Nestlé Australia has ordered tests on its recently re-formulated Nestlé NAN H.A. 1 Gold infant formula after it received a number of complaints from parents that the 'new, improved' product was making their children ill.
Last year, Nestlé introduced new technology to produce the new Nestlé NAN H.A. 1 Gold and switched calcium chloride for potassium chloride, which according to the firm produces “a better taste and a smoother texture to the powder.”
“Its nutritional profile was also improved, in line with the most recent recommendations from paediatricians,” Nestlé added.
Consumers have lodged complaints with the company, and many more have posted scathing reviews of the re-formulated product online – citing rashes, dark green stools, dehydration and vomiting among the symptoms experienced by their children.
“No food safety issue”
Nestlé Australia has commissioned tests to be conducted on the product in question, but to date no food safety issue has been identified.
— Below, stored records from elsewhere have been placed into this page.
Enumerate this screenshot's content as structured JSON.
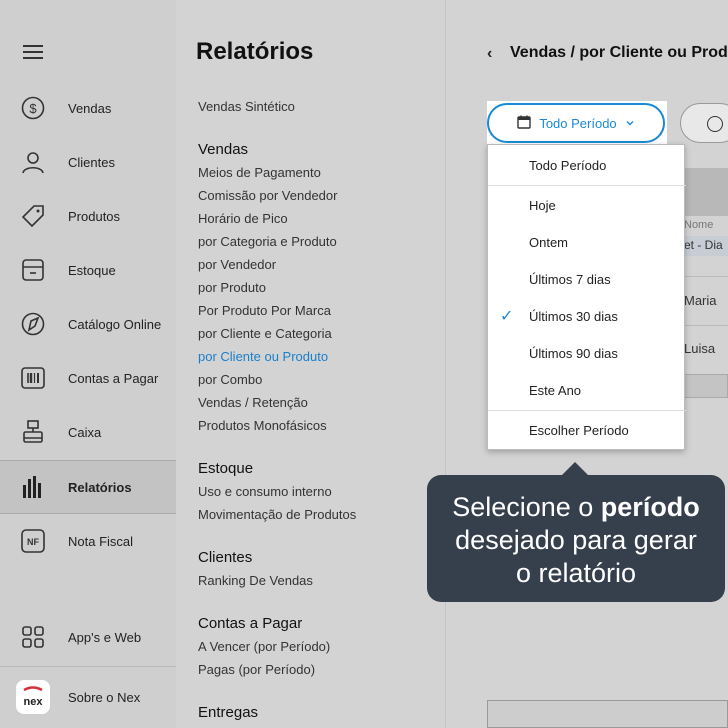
{
  "sidebar": {
    "items": [
      {
        "label": "Vendas",
        "icon": "dollar-circle-icon"
      },
      {
        "label": "Clientes",
        "icon": "user-icon"
      },
      {
        "label": "Produtos",
        "icon": "tag-icon"
      },
      {
        "label": "Estoque",
        "icon": "box-icon"
      },
      {
        "label": "Catálogo Online",
        "icon": "compass-icon"
      },
      {
        "label": "Contas a Pagar",
        "icon": "barcode-icon"
      },
      {
        "label": "Caixa",
        "icon": "register-icon"
      },
      {
        "label": "Relatórios",
        "icon": "bar-chart-icon"
      },
      {
        "label": "Nota Fiscal",
        "icon": "nf-icon"
      }
    ],
    "apps_label": "App's e Web",
    "about_label": "Sobre o Nex",
    "logo_text": "nex"
  },
  "reports": {
    "title": "Relatórios",
    "top_item": "Vendas Sintético",
    "sections": [
      {
        "heading": "Vendas",
        "items": [
          "Meios de Pagamento",
          "Comissão por Vendedor",
          "Horário de Pico",
          "por Categoria e Produto",
          "por Vendedor",
          "por Produto",
          "Por Produto Por Marca",
          "por Cliente e Categoria",
          "por Cliente ou Produto",
          "por Combo",
          "Vendas / Retenção",
          "Produtos Monofásicos"
        ]
      },
      {
        "heading": "Estoque",
        "items": [
          "Uso e consumo interno",
          "Movimentação de Produtos"
        ]
      },
      {
        "heading": "Clientes",
        "items": [
          "Ranking De Vendas"
        ]
      },
      {
        "heading": "Contas a Pagar",
        "items": [
          "A Vencer (por Período)",
          "Pagas (por Período)"
        ]
      },
      {
        "heading": "Entregas",
        "items": []
      }
    ]
  },
  "main": {
    "breadcrumb": "Vendas / por Cliente ou Produto",
    "period_button": "Todo Período",
    "table": {
      "column_label": "Nome",
      "row1": "et - Dia",
      "row2": "Maria",
      "row3": "Luisa"
    }
  },
  "dropdown": {
    "options": [
      "Todo Período",
      "Hoje",
      "Ontem",
      "Últimos 7 dias",
      "Últimos 30 dias",
      "Últimos 90 dias",
      "Este Ano",
      "Escolher Período"
    ],
    "selected": "Últimos 30 dias",
    "check": "✓"
  },
  "tooltip": {
    "line1_pre": "Selecione o ",
    "line1_bold": "período",
    "line2": "desejado para gerar",
    "line3": "o relatório"
  },
  "colors": {
    "accent": "#1a8ad4",
    "tooltip_bg": "#363f4c",
    "logo": "#d62f3a"
  }
}
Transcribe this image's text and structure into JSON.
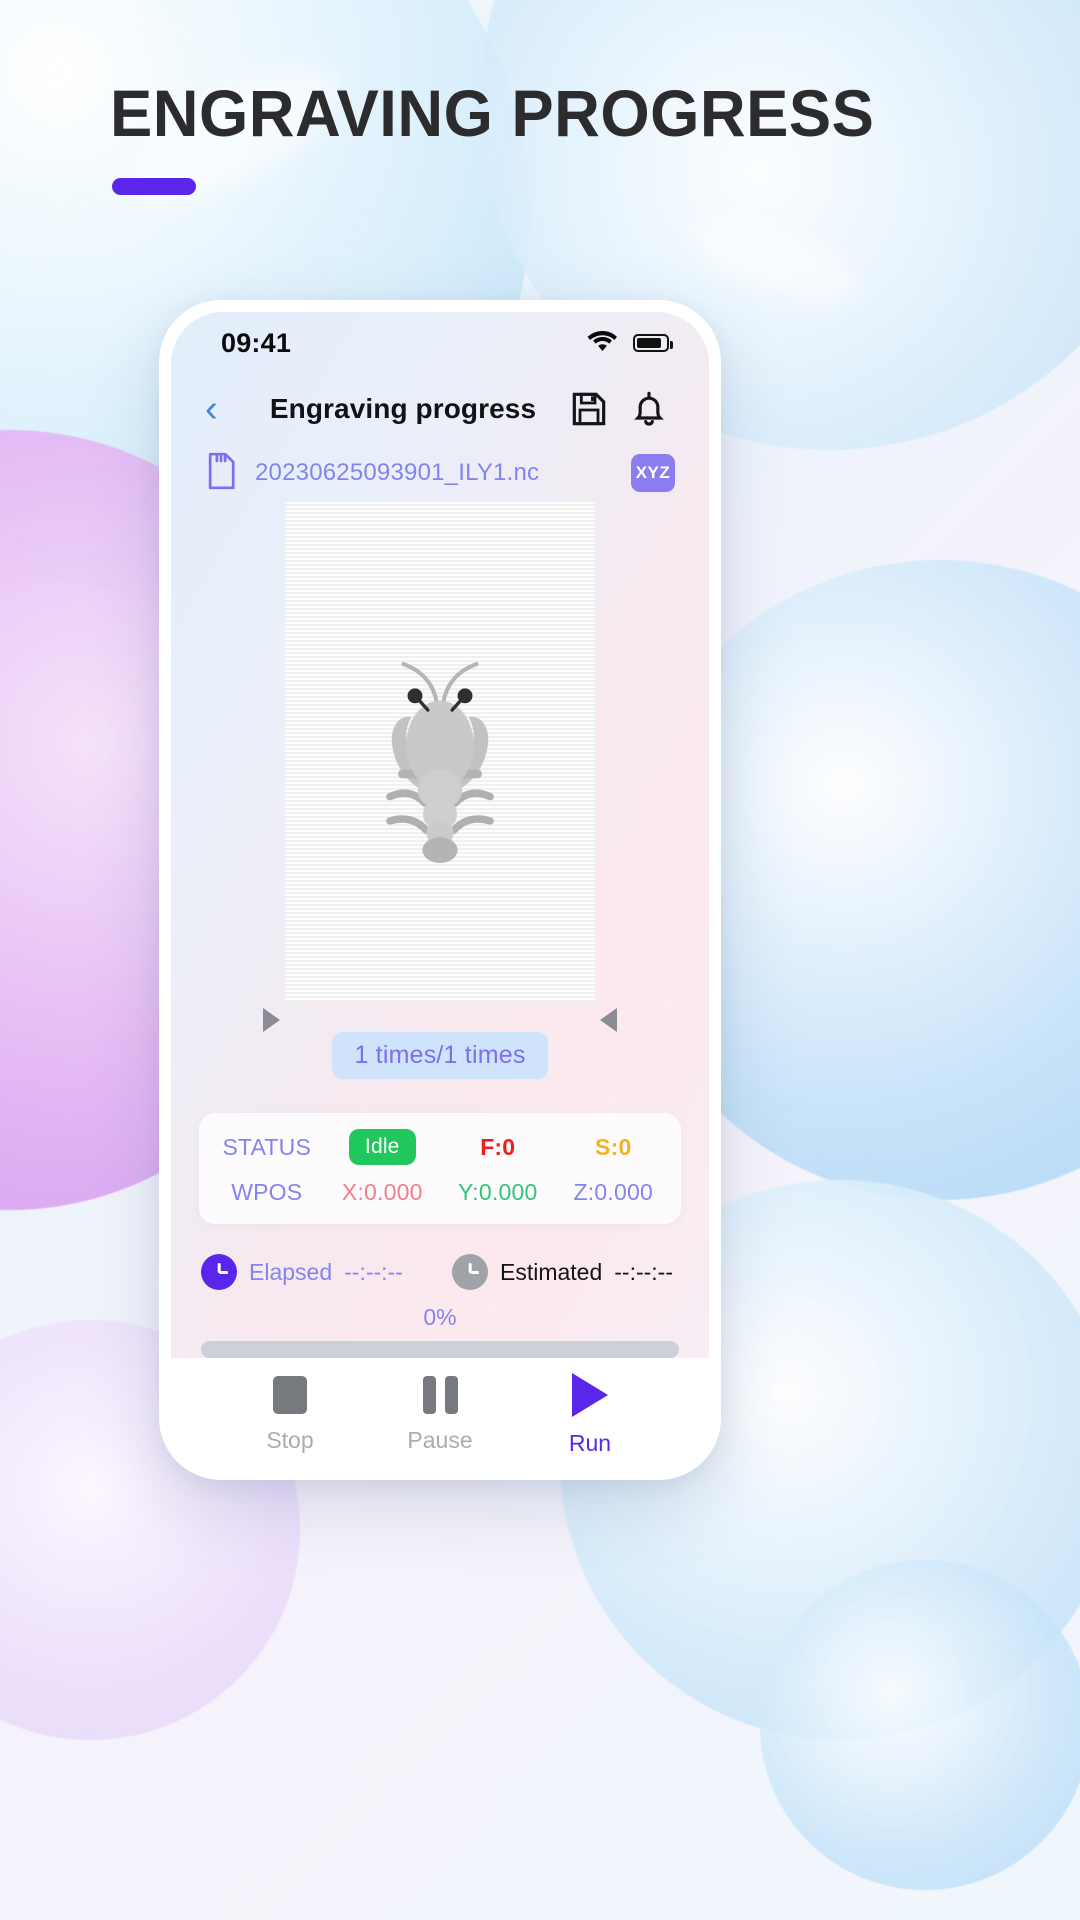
{
  "page": {
    "title": "ENGRAVING PROGRESS",
    "accent_color": "#5a27ea"
  },
  "statusbar": {
    "time": "09:41",
    "wifi_icon": "wifi-icon",
    "battery_icon": "battery-icon"
  },
  "appbar": {
    "back_icon": "chevron-left-icon",
    "title": "Engraving progress",
    "save_icon": "save-icon",
    "bell_icon": "bell-icon"
  },
  "file": {
    "sd_icon": "sd-card-icon",
    "name": "20230625093901_ILY1.nc",
    "axis_badge": "XYZ"
  },
  "preview": {
    "image_alt": "lobster-engraving-preview",
    "left_marker": "triangle-right-marker",
    "right_marker": "triangle-left-marker",
    "times": "1 times/1 times"
  },
  "status_panel": {
    "rows": [
      {
        "label": "STATUS",
        "cells": [
          {
            "name": "status-value",
            "text": "Idle",
            "color": "#ffffff",
            "bg": "#20c75c"
          },
          {
            "name": "feed-rate",
            "text": "F:0",
            "color": "#ef1d1d"
          },
          {
            "name": "spindle-speed",
            "text": "S:0",
            "color": "#f0b323"
          }
        ]
      },
      {
        "label": "WPOS",
        "cells": [
          {
            "name": "x-position",
            "text": "X:0.000",
            "color": "#f08089"
          },
          {
            "name": "y-position",
            "text": "Y:0.000",
            "color": "#34c47a"
          },
          {
            "name": "z-position",
            "text": "Z:0.000",
            "color": "#8285ee"
          }
        ]
      }
    ]
  },
  "timers": {
    "elapsed_label": "Elapsed",
    "elapsed_value": "--:--:--",
    "estimated_label": "Estimated",
    "estimated_value": "--:--:--"
  },
  "progress": {
    "percent_text": "0%",
    "percent_value": 0
  },
  "controls": [
    {
      "name": "stop-button",
      "label": "Stop",
      "icon": "stop-square-icon",
      "state": "disabled"
    },
    {
      "name": "pause-button",
      "label": "Pause",
      "icon": "pause-bars-icon",
      "state": "disabled"
    },
    {
      "name": "run-button",
      "label": "Run",
      "icon": "play-triangle-icon",
      "state": "active"
    }
  ]
}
“In Australia some consumers have complained that their babies fed on Nestlé NAN H.A. 1 Gold infant formula have become unwell,” said a statement published by Nestlé Australia.
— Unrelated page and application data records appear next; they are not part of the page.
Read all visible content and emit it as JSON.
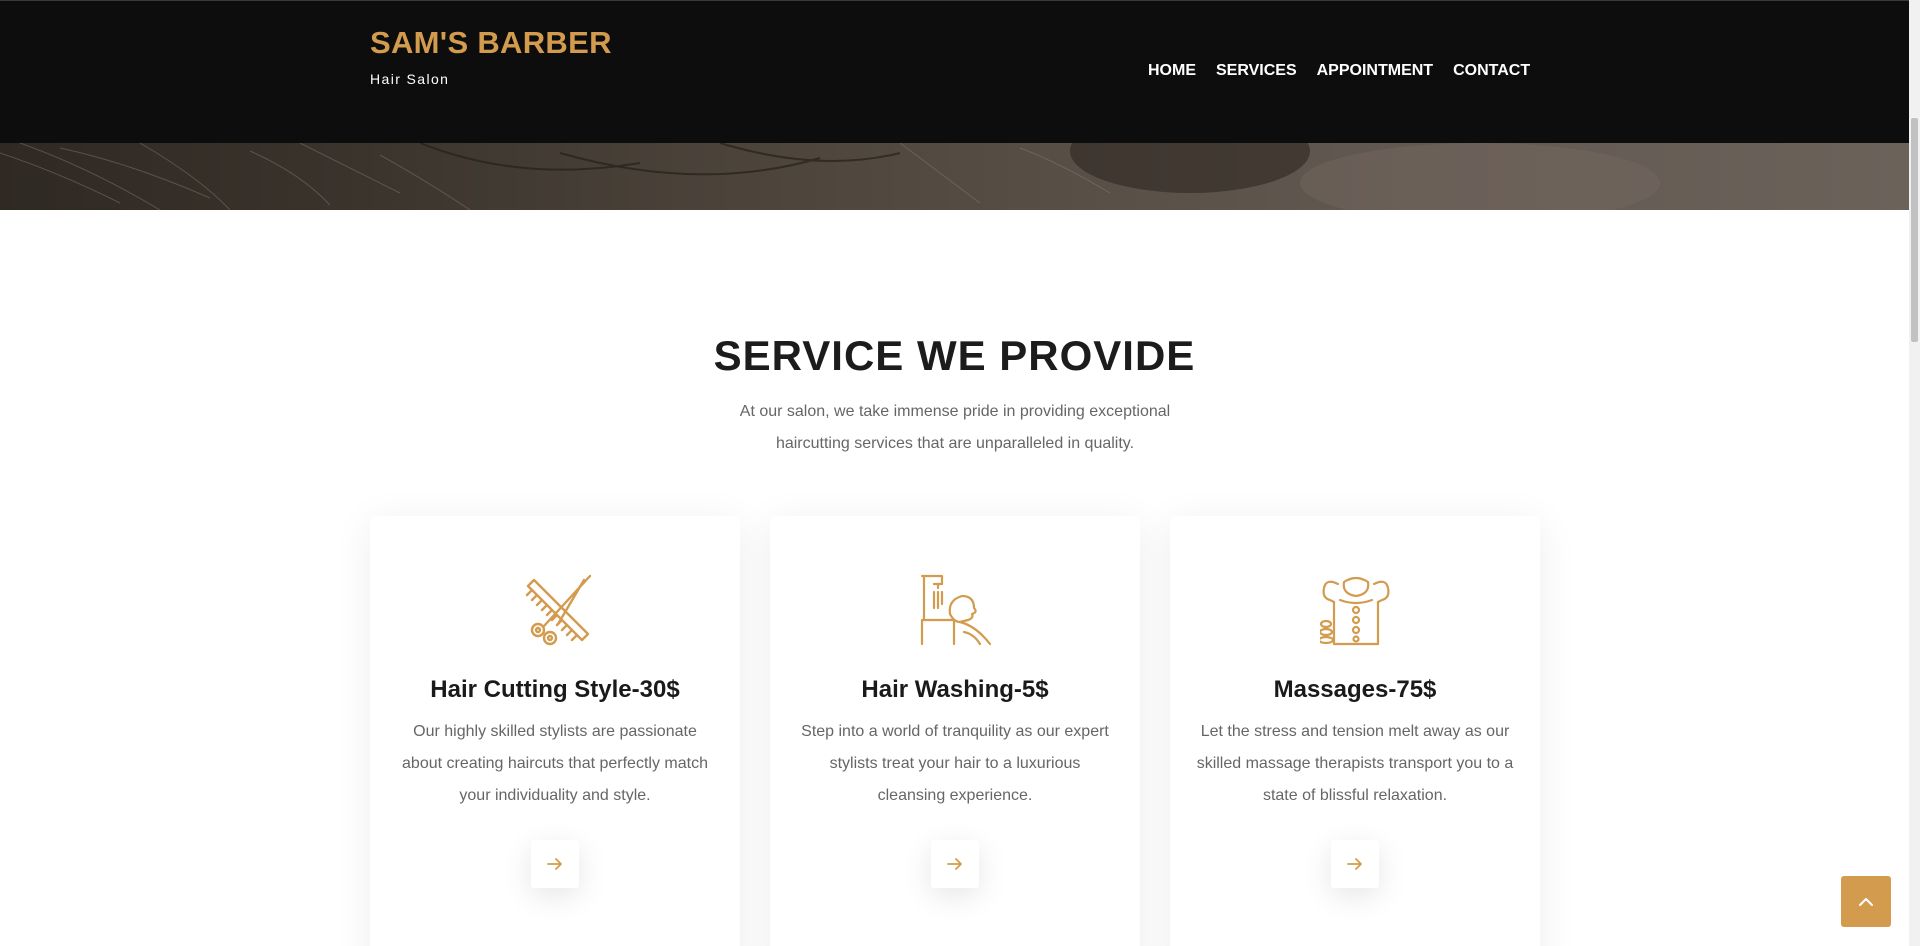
{
  "colors": {
    "accent": "#d39b4d",
    "header_bg": "#0d0d0d",
    "heading": "#1c1c1c",
    "body_text": "#666666"
  },
  "header": {
    "brand": "SAM'S BARBER",
    "tagline": "Hair Salon",
    "nav": [
      {
        "label": "HOME"
      },
      {
        "label": "SERVICES"
      },
      {
        "label": "APPOINTMENT"
      },
      {
        "label": "CONTACT"
      }
    ]
  },
  "section": {
    "title": "SERVICE WE PROVIDE",
    "intro": "At our salon, we take immense pride in providing exceptional haircutting services that are unparalleled in quality."
  },
  "services": [
    {
      "icon": "scissors-comb-icon",
      "title": "Hair Cutting Style-30$",
      "description": "Our highly skilled stylists are passionate about creating haircuts that perfectly match your individuality and style.",
      "link_icon": "arrow-right-icon"
    },
    {
      "icon": "hair-washing-icon",
      "title": "Hair Washing-5$",
      "description": "Step into a world of tranquility as our expert stylists treat your hair to a luxurious cleansing experience.",
      "link_icon": "arrow-right-icon"
    },
    {
      "icon": "massage-icon",
      "title": "Massages-75$",
      "description": "Let the stress and tension melt away as our skilled massage therapists transport you to a state of blissful relaxation.",
      "link_icon": "arrow-right-icon"
    }
  ],
  "back_to_top": {
    "icon": "chevron-up-icon"
  }
}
“We have strict quality control procedures in place throughout the manufacturing process to ensure our products meet the highest standards of quality and safety. We always take consumer complaints very seriously. We have run further tests on Nestlé NAN H.A. 1 Gold in Australia, using an independent laboratory. The results we have to date confirm there is no food safety issue.”
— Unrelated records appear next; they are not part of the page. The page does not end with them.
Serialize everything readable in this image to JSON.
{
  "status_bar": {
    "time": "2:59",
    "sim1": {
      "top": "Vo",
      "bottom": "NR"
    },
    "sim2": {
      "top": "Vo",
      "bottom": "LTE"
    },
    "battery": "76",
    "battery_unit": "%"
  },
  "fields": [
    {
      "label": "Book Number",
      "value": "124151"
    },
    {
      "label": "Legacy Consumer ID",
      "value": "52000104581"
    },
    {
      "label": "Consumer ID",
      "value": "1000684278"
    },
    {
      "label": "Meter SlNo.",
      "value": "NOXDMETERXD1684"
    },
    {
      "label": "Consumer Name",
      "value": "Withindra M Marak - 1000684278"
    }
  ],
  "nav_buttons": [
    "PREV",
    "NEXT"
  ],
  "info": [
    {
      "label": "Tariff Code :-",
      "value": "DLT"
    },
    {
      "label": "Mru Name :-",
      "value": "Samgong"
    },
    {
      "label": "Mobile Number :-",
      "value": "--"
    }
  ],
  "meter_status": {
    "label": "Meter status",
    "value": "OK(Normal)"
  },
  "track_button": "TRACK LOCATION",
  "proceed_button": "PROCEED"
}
“The safety and quality of our products is non-negotiable priority for the company,” the statement added.
DairyReporter.com approached Nestlé Australia for further comment, but no response was received prior to publication.
This is the second time in as many months that Nestlé NAN Hypo Allergenic infant formula has hit the headlines.
In June 2012, Nestlé South Africa shrugged off threats of a purchase boycott of its Nestlé NAN Hypo Allergenic (HA) infant formula by the country’s Hindu community, after a religious leader raised concerns that pork enzymes had been used during processing.
Hindus, as well as Jews and Muslims, do not consume pork, pork derivatives or traces of any pork constituent.
In a letter to Nestlé South Africa, president of the South African Hindu Dharma Sabha, Ram Maharaj said that the community would not allow Nestlé to “trample upon Hindu sensitivities without impunity.”